## WHAT TO DO
Find each line below that includes "this", then copy it.

## DATA LISTING
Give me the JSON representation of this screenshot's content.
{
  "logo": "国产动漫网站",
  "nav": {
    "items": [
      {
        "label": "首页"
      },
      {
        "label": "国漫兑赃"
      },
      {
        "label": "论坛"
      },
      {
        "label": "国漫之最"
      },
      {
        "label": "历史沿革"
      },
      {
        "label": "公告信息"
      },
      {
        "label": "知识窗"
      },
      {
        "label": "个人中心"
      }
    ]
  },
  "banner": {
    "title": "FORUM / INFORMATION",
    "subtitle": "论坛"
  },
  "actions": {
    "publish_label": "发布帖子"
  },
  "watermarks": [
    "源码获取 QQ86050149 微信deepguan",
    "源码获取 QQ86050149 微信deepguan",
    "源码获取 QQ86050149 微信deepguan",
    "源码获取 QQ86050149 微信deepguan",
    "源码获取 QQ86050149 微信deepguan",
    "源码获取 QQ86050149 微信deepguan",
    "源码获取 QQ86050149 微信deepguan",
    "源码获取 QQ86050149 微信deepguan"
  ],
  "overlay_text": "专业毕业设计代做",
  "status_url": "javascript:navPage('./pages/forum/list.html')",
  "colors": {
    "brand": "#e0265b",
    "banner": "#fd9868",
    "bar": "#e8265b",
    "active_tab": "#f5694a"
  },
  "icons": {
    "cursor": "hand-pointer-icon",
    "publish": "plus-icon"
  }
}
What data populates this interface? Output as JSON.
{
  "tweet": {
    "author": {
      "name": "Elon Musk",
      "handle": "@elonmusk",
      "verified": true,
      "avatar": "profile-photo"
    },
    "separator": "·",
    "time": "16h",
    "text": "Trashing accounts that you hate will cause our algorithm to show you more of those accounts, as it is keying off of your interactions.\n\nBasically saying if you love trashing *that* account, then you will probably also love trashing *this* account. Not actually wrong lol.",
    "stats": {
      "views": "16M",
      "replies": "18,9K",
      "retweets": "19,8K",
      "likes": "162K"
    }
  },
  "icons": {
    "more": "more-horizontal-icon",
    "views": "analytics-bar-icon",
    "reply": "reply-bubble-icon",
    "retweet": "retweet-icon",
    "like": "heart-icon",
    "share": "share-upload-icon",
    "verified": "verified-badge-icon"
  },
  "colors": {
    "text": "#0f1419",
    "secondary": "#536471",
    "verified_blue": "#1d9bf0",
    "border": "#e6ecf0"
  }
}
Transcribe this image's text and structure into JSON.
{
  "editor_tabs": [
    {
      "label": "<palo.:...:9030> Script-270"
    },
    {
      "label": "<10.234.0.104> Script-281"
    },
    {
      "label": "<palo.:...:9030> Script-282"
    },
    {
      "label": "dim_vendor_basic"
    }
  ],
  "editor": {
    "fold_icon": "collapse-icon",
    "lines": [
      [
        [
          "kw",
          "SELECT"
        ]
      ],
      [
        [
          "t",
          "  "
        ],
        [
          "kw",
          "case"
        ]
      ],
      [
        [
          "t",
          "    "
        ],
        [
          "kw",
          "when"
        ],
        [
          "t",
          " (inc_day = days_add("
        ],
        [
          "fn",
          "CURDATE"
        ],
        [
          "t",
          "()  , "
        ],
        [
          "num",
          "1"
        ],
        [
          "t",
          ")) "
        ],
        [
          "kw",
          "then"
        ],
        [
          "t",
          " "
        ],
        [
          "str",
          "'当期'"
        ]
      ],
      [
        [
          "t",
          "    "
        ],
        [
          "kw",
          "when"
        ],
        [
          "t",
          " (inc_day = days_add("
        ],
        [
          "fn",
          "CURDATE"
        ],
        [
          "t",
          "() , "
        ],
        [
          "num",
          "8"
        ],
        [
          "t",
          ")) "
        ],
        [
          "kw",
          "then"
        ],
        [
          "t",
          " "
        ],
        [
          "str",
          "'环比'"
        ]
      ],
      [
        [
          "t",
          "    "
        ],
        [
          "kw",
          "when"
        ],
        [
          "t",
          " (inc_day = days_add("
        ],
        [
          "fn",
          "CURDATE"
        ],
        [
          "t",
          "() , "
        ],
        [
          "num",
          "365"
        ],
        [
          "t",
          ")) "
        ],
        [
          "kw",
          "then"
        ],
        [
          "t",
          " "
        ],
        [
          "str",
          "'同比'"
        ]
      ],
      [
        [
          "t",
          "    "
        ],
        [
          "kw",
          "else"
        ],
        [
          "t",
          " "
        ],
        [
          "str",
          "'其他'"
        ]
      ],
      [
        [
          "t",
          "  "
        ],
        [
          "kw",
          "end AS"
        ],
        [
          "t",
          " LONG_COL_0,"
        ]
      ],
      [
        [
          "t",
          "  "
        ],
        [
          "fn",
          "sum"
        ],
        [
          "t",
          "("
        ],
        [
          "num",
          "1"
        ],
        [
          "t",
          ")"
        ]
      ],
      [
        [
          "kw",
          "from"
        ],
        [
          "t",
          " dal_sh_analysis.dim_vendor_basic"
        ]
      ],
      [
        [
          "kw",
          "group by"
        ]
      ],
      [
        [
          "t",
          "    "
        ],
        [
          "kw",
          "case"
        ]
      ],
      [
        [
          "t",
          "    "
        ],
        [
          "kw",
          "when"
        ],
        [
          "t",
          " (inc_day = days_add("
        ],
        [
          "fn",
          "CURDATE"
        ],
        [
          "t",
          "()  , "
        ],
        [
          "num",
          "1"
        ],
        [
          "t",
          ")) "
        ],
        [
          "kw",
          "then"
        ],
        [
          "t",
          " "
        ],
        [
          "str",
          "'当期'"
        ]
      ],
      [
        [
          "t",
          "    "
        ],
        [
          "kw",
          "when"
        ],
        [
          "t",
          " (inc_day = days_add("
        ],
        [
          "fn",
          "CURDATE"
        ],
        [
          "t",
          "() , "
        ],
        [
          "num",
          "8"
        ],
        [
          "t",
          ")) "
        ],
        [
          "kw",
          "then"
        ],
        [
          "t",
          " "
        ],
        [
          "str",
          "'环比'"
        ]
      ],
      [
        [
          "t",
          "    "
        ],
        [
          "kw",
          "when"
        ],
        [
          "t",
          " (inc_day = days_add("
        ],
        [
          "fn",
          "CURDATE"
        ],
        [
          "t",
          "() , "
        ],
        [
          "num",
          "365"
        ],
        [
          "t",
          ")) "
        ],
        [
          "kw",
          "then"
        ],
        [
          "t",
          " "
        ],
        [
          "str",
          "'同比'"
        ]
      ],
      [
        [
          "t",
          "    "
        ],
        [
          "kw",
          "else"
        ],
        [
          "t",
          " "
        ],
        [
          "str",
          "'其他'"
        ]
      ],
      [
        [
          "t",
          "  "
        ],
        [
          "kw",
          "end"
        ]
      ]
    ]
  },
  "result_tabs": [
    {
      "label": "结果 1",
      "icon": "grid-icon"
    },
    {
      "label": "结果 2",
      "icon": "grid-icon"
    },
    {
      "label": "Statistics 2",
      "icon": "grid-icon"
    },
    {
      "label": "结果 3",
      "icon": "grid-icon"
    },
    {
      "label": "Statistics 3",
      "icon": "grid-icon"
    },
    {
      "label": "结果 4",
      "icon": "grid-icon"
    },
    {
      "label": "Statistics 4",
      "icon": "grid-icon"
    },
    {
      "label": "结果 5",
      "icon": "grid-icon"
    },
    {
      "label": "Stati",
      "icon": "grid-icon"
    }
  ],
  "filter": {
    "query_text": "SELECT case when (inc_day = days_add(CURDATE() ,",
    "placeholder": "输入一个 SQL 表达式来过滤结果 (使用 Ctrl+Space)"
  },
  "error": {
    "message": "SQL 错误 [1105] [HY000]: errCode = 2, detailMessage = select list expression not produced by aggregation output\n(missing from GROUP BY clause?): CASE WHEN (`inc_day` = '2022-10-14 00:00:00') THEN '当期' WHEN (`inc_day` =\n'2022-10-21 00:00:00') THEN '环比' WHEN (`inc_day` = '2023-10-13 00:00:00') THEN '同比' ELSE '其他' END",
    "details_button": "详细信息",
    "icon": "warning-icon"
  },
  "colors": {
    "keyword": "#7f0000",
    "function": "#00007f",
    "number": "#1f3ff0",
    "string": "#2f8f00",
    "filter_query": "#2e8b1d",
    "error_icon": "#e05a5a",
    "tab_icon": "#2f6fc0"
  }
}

## RESPONSE BOX
Give me the JSON representation of this screenshot's content.
What data populates this interface? Output as JSON.
    "text": "Trashing accounts that you hate will cause our algorithm to show you more of those accounts, as it is keying off of your interactions.\n\nBasically saying if you love trashing *that* account, then you will probably also love trashing *this* account. Not actually wrong lol.",
Transcribe this image's text and structure into JSON.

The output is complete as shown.